Even more fun:
In August, average hourly earnings for all employees on private nonfarm payrolls decreased by 3 cents, or 0.1 percent, to $23.09. This decline followed an 11-cent gain in July. Over the past 12 months, average hourly earnings have increased by 1.9 percent. In August, average hourly earnings of private-sector production and nonsupervisory employees decreased by 2 cents, or 0.1 percent, to $19.47.
This in a time when, via the Center for Economic and Policy Research, “the the U.S. economy is currently short about 10 million jobs (14 million using a less conservative estimate).”
The relevant post on the White House blog by Katharine Abraham led with, “Today’s employment report shows that private sector payrolls increased by 17,000 and overall payroll employment was flat in August.”
See that? They picked the figure that increased, put it first, and rendered it numerically. For the real number, they described it in terms of an abstract metaphor.
The White House blog post finishes:
The monthly employment and unemployment numbers are volatile and employment estimates are subject to substantial revision. Therefore, as the Administration always stresses, it is important not to read too much into any one monthly report.
Yeah, those figures do tend to get revised. Downward.
This isn’t a big deal or anything, but I take it as symptomatic of a larger underlying condition. You remember how the Obama campaign used to be the group that spoke the truth? How Obama himself was able to say in public that in times of hardship, when people got bitter, they “cling to guns or religion”?
No more of that. He and his advisors have certainly acclimated to their new environment. “To our most valiant brother,” says Shakespeare’s Claudius, “So much for him.” Insert your own Obama-Hamlet comparison at your leisure.
The employed work multiple jobs to stay afloat (slightly less in 2010 than 2009, but I do not know what the figures are/will be for 2011), and businesses try to only hire the employed or recently unemployed. The result is to create a class of long-term unemployed with few prospects.
The Downward Spiral blog summarizes the current state of the Lesser Depression succinctly:
Now it is finally conformed: the recession that began in 2008 never ended. Trillions of dollars were borrowed and spent by the federal government that merely bought us a couple of years of stabilization before the crash resumed. Don’t give me any guff about how it’s not “officially” a recession unless we experience two consecutive quarters of negative GDP. First of all, as I’ve written before, without the insane levels of federal deficit spending, GDP levels would still be deeply in the red. Secondly, all of that nonsense about a “jobless recovery,” was just that–nonsense. Without jobs, people don’t earn money, hence they cannot go to the mall and spend, hence our consumer based economy cannot grow. It’s as simple as that.
No telling what next month’s figures will be, of course. But given that reports of consumer spending’s health in July were somewhat exaggerated, and worldwide industry is taking a sharp turn for the down, my general belief is that, perhaps, the market cannot continue to go up indefinitely.

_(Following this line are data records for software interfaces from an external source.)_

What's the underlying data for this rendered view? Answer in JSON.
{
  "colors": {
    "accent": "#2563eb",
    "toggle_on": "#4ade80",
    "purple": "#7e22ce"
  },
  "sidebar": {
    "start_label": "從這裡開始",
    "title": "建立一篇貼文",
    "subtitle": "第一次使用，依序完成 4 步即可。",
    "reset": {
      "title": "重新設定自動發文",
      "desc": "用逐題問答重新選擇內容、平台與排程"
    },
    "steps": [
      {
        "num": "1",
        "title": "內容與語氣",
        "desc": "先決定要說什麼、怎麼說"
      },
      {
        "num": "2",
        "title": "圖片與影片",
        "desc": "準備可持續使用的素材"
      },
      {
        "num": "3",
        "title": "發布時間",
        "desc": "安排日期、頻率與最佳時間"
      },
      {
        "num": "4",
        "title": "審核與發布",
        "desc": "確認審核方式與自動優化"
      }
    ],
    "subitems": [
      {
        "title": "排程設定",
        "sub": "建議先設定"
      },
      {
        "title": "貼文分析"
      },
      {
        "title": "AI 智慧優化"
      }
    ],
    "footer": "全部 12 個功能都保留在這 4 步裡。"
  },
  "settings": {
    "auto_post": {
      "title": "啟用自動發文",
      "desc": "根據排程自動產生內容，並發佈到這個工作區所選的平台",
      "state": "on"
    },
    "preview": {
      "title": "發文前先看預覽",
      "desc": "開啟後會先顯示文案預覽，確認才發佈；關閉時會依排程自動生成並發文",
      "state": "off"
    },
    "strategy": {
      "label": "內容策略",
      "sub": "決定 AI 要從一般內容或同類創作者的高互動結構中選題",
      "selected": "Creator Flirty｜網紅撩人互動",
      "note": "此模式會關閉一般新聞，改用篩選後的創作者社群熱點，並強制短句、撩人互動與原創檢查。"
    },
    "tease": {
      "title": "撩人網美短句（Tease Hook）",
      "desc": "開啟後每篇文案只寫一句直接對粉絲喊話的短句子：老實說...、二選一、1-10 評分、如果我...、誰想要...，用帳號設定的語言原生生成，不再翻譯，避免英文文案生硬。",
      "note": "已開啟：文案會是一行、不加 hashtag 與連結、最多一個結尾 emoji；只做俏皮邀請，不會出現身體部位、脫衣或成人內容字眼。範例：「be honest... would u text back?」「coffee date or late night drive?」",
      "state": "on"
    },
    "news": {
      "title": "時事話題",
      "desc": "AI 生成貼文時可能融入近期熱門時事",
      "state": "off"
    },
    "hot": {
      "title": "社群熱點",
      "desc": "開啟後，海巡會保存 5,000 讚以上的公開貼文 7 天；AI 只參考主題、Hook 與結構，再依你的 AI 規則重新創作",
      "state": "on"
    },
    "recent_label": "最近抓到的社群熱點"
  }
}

Here we go again?
Robert Reich shows that it’s not that hard to talk about economics from a progressive point of view. He’s done a few of these that make seemingly complicated topics entirely understandable – they deserve wide dissemination (and can be found on his site).
This is one of the most straightforward and clearest explanations of wage stagnation I’ve seen, which is essential in understanding how we got to where we are. He did miss one important dot – when the superwealthy have all the money, and their political power dismantles regulation, it leads to massive increases in speculation, and the inevitable economic crash (and bailouts, which follow from the imbalance in political power).